── Records supplied

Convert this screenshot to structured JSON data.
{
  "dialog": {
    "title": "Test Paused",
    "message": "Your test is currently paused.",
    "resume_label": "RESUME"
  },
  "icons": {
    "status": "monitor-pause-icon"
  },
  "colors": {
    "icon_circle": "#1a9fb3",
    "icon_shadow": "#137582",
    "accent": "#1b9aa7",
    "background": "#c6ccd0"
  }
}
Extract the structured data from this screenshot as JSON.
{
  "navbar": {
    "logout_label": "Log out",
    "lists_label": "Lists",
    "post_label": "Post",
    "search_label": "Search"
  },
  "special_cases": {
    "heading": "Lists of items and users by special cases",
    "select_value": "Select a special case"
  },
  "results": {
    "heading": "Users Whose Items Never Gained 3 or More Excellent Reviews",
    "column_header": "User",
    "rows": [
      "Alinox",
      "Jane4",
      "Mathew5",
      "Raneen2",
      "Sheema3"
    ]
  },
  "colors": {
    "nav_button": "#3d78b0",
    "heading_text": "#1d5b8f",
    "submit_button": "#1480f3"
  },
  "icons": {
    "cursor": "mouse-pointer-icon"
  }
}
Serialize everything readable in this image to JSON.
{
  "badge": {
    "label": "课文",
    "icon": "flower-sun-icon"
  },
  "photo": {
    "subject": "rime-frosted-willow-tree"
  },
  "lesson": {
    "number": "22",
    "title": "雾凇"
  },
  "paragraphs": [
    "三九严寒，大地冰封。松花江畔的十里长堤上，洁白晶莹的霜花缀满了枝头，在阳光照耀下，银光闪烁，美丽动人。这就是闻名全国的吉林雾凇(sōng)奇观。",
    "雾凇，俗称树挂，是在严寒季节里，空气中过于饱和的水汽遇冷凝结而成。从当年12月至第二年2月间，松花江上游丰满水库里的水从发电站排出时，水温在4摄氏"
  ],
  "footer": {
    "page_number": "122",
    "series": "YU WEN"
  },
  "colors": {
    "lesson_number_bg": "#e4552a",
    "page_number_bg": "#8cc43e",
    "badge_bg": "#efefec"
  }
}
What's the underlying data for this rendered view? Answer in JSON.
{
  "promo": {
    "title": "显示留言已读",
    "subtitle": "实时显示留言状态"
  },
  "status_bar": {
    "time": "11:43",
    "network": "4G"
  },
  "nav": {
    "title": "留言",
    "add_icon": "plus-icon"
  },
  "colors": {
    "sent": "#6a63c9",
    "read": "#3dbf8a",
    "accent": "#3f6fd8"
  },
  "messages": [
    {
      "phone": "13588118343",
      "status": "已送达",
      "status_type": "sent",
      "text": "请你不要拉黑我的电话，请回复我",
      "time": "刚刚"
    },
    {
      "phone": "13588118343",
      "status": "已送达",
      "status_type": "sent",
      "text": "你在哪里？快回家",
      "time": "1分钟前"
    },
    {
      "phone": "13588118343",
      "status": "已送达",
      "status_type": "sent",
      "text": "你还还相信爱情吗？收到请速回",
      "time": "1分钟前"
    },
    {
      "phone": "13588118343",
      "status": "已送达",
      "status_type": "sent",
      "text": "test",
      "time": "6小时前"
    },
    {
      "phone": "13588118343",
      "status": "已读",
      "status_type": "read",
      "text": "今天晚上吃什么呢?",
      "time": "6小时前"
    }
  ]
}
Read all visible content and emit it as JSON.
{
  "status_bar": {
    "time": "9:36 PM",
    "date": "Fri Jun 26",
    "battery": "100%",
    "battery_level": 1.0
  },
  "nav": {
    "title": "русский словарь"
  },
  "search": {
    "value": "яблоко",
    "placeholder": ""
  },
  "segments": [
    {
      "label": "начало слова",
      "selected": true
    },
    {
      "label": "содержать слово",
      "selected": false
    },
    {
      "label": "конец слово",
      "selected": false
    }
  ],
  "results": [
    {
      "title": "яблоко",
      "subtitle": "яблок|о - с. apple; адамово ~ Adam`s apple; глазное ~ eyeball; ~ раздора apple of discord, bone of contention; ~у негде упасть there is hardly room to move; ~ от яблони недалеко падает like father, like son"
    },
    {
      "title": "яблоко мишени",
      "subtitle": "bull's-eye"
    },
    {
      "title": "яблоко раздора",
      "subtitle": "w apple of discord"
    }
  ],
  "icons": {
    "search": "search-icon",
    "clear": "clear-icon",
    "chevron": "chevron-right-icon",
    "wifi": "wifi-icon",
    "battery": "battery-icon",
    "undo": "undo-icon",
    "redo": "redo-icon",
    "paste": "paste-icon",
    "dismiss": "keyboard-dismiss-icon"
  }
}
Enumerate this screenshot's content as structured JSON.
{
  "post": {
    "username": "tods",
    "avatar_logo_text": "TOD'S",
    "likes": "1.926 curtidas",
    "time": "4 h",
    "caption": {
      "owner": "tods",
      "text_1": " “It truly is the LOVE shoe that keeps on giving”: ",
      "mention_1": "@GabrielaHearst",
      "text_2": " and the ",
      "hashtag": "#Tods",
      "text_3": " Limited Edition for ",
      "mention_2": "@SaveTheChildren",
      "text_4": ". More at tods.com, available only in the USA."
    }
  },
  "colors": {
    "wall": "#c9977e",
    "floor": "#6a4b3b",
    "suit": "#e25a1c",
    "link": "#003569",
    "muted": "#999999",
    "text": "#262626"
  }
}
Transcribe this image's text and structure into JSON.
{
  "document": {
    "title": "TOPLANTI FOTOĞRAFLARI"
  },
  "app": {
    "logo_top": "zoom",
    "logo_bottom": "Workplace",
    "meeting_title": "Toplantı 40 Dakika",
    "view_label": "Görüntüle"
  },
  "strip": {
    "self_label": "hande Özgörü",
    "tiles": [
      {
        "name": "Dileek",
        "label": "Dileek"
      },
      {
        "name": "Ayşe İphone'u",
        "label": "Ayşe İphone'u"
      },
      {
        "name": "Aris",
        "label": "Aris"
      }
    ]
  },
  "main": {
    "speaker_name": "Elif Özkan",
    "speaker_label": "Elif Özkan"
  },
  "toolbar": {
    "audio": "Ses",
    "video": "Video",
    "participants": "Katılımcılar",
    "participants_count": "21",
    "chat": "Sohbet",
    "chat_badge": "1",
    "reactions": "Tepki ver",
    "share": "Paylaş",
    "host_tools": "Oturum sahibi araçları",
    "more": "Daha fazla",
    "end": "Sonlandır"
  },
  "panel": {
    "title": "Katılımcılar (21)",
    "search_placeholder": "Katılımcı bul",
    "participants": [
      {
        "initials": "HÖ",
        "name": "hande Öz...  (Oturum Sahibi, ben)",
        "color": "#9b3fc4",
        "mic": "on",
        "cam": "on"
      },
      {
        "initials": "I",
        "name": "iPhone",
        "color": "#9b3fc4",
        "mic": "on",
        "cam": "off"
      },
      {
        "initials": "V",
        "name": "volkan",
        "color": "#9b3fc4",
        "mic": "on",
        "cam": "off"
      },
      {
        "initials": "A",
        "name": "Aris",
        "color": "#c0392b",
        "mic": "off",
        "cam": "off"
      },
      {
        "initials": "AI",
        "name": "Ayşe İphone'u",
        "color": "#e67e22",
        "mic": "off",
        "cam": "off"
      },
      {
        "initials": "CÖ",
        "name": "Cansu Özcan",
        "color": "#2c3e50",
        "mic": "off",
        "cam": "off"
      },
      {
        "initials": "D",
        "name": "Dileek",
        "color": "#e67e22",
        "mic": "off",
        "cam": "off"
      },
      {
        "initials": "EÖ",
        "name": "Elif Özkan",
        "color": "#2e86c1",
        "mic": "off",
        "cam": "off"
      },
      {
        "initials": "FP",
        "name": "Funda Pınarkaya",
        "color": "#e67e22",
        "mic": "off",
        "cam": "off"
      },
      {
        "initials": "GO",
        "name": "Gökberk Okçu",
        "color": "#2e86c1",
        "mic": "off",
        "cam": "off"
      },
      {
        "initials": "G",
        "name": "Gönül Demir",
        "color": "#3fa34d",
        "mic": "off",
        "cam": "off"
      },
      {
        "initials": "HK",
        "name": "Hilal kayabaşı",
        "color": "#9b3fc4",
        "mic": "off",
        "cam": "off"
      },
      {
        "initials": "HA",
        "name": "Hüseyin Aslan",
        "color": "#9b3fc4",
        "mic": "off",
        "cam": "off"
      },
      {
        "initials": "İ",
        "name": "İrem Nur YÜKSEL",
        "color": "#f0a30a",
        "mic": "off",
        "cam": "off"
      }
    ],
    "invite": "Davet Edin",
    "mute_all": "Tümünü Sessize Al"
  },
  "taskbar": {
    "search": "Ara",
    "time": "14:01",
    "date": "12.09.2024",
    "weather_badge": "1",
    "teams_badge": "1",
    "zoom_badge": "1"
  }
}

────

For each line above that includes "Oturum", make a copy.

◆ Solution for this exercise:
    "host_tools": "Oturum sahibi araçları",
        "name": "hande Öz...  (Oturum Sahibi, ben)",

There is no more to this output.